I discovered RQ when I tired of AD&D and saved up my pocket money to buy GW's RQ2 in 1980. My friends and I played RQ through Balazar and the Elder Wilds, Pavis and the Borderlands up to and through the AH RQ3 period and the wonderful RQ Renaissance of the early 90's - Sun County, Strangers in Prax, Dorastor. I went to Convulsion several times, met Greg and even landed up with a copy of Sandy Petersen's campaign notes from the Convulsion auction in 1994 (?). Great memories.
Then I guess life got in the way. I moved to Australia in 2005 and all my RQ stuff has sat in boxes in the loft for at least 15 years; I haven't played a game of RQ in at least 20. Keeping track of RQ and Glorantha became tiresome as it branched in so many different directions. Every now and again I would buy an RQ or Glorantha product mostly as a homage to my teens. I would leaf through the product and then consign it to the back of a cupboard.
With the COVID19 lockdown in hand, I pulled out my copy of latest RQ Rules on a whim and gave it a good read. The years have fallen away and I'm a teenager again! The production quality is magnificent and the rules and the setting have been honoured admirably. I realise too that I now have potentially captive players - two children the age I was when I first lifted the lid on RQ2 and rejoiced at the lack of character classes and alignments.
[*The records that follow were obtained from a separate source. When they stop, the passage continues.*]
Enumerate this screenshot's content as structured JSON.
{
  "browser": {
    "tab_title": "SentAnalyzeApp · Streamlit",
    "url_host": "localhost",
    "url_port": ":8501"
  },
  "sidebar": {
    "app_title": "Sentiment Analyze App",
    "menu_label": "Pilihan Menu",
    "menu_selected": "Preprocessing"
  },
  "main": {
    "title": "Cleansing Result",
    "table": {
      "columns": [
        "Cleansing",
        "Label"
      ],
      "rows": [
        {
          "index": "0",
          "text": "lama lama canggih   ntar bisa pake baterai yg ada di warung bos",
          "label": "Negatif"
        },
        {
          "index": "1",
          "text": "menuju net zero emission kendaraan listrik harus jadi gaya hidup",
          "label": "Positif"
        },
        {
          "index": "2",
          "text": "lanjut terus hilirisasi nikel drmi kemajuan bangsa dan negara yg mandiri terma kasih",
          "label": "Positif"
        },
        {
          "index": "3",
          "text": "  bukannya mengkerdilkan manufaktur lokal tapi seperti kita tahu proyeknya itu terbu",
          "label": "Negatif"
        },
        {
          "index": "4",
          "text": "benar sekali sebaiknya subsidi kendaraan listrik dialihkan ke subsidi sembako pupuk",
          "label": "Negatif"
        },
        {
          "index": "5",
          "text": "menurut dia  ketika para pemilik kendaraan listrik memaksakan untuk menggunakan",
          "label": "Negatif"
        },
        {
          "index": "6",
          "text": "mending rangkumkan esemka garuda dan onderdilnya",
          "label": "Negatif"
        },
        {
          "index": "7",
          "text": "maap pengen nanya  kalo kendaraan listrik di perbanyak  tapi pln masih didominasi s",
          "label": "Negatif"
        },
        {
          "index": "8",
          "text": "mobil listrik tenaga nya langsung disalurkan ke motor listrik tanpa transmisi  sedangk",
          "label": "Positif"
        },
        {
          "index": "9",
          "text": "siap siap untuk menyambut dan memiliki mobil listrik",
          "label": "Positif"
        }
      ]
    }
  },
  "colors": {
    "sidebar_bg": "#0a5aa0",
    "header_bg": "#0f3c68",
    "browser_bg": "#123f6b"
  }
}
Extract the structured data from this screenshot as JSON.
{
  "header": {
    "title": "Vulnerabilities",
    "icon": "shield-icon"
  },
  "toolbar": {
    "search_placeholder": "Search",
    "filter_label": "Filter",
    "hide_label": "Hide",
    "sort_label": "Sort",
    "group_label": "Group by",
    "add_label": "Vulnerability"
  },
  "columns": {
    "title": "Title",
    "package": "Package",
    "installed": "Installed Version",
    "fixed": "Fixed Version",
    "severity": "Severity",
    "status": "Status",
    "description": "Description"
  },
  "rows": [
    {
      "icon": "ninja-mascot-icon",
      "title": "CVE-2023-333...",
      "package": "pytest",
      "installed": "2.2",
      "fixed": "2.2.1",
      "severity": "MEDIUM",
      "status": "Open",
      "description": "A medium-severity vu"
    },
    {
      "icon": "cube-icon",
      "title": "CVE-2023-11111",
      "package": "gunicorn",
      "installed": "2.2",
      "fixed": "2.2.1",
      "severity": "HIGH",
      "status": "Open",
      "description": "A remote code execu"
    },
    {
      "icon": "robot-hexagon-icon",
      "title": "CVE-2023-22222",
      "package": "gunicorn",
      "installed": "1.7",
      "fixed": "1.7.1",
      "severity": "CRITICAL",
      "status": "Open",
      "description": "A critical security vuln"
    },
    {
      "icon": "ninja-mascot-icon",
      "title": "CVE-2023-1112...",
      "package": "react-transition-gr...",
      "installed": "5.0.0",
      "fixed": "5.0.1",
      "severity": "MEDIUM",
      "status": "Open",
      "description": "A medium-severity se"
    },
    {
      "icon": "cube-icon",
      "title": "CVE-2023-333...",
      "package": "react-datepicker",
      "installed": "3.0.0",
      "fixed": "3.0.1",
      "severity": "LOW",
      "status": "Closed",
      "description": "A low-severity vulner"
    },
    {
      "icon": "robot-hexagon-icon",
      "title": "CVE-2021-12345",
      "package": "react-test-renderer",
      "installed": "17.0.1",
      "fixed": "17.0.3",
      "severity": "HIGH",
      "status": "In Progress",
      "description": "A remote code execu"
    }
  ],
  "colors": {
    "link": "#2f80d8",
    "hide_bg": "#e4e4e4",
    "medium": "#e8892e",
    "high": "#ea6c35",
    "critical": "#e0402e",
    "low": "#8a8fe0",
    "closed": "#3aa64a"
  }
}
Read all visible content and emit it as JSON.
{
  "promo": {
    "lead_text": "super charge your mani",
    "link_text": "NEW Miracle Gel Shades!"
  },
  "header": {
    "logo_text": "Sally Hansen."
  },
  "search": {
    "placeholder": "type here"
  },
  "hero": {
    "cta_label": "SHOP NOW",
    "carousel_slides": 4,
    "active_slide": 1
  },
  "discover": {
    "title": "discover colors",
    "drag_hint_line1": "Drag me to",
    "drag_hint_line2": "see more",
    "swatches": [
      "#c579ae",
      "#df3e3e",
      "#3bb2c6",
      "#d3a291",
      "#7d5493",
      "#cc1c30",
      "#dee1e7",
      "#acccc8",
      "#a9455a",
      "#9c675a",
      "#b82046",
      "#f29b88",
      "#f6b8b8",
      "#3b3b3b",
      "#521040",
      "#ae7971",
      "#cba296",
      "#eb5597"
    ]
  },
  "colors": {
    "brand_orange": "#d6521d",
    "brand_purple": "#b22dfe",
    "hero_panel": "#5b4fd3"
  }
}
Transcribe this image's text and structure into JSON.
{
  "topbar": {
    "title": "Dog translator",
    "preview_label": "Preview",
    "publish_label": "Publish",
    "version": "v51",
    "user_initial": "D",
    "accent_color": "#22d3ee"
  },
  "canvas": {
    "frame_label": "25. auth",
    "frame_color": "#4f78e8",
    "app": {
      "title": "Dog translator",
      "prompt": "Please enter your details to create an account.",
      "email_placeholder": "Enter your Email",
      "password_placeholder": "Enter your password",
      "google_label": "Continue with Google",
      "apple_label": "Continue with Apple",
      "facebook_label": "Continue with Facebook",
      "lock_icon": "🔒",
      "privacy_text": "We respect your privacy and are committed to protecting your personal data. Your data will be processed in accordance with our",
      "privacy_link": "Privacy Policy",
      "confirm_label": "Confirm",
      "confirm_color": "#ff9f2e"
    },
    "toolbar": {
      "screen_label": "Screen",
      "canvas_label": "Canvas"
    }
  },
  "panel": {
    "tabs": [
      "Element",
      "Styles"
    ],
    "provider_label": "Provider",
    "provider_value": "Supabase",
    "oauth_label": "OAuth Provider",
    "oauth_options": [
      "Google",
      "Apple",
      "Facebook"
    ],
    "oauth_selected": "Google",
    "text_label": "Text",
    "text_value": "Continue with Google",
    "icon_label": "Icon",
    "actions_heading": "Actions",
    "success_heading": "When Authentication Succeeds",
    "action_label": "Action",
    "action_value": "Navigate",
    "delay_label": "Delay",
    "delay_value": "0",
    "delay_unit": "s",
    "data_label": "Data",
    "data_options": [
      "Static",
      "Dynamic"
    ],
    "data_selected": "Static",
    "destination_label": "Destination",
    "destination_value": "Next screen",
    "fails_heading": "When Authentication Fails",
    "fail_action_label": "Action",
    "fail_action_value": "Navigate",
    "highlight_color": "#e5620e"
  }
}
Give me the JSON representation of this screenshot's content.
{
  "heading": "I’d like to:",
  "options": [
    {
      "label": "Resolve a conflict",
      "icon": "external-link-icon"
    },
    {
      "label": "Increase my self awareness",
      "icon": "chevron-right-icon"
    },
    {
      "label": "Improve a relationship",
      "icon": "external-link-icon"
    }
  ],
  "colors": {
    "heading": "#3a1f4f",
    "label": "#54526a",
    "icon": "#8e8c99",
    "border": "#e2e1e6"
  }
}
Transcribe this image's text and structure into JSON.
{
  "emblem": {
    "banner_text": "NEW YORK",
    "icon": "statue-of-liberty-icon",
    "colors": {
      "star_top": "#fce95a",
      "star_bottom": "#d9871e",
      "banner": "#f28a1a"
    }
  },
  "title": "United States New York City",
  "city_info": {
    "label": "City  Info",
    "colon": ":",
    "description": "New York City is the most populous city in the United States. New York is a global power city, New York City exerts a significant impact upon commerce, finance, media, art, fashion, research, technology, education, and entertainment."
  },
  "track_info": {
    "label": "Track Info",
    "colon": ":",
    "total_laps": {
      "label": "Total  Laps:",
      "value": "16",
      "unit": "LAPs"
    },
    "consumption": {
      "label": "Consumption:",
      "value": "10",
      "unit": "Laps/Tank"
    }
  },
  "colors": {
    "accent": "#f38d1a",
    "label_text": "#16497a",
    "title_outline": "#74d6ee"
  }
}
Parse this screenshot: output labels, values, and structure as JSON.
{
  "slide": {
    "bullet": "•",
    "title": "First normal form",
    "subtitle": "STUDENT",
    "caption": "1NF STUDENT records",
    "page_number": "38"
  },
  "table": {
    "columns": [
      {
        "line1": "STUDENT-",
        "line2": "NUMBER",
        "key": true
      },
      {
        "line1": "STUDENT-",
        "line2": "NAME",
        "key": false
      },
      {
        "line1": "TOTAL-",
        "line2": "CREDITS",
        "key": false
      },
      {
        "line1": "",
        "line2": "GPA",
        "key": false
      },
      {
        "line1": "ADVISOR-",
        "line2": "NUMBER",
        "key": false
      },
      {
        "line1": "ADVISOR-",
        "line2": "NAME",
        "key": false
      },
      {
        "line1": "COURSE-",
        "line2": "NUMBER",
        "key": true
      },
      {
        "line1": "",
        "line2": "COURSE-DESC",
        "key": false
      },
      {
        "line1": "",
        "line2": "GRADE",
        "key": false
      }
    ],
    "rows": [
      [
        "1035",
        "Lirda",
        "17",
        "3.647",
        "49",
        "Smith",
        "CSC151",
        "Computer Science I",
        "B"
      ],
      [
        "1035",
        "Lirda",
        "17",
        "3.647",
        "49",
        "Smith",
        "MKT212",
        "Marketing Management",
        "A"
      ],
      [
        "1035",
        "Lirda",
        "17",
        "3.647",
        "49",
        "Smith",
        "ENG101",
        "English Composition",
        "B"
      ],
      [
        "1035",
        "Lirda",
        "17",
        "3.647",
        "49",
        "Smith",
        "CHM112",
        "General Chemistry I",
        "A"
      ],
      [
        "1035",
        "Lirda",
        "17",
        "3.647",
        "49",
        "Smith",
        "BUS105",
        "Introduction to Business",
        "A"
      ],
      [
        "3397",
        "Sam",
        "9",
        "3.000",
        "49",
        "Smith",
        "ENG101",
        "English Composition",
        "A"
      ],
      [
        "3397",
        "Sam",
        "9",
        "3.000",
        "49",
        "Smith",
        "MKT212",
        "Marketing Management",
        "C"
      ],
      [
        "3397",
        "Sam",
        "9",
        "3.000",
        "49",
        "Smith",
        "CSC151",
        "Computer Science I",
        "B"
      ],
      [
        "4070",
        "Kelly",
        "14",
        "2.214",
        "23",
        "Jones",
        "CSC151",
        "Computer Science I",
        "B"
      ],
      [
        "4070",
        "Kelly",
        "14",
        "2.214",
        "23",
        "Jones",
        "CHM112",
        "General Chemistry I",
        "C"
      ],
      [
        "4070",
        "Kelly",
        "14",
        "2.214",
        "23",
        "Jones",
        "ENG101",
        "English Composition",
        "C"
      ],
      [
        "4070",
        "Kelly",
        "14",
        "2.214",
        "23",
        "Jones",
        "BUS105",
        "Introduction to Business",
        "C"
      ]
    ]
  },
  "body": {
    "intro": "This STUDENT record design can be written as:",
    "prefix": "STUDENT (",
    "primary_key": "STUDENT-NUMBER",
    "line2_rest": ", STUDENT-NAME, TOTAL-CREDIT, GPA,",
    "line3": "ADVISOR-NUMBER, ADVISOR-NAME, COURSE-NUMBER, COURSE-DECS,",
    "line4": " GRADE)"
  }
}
So... there's real no point or question to this post. I simply felt moved to offer my thanks to those who kept the spirit of RQ and Glorantha alive during a fallow period and have engineered such a magnificent rebirth.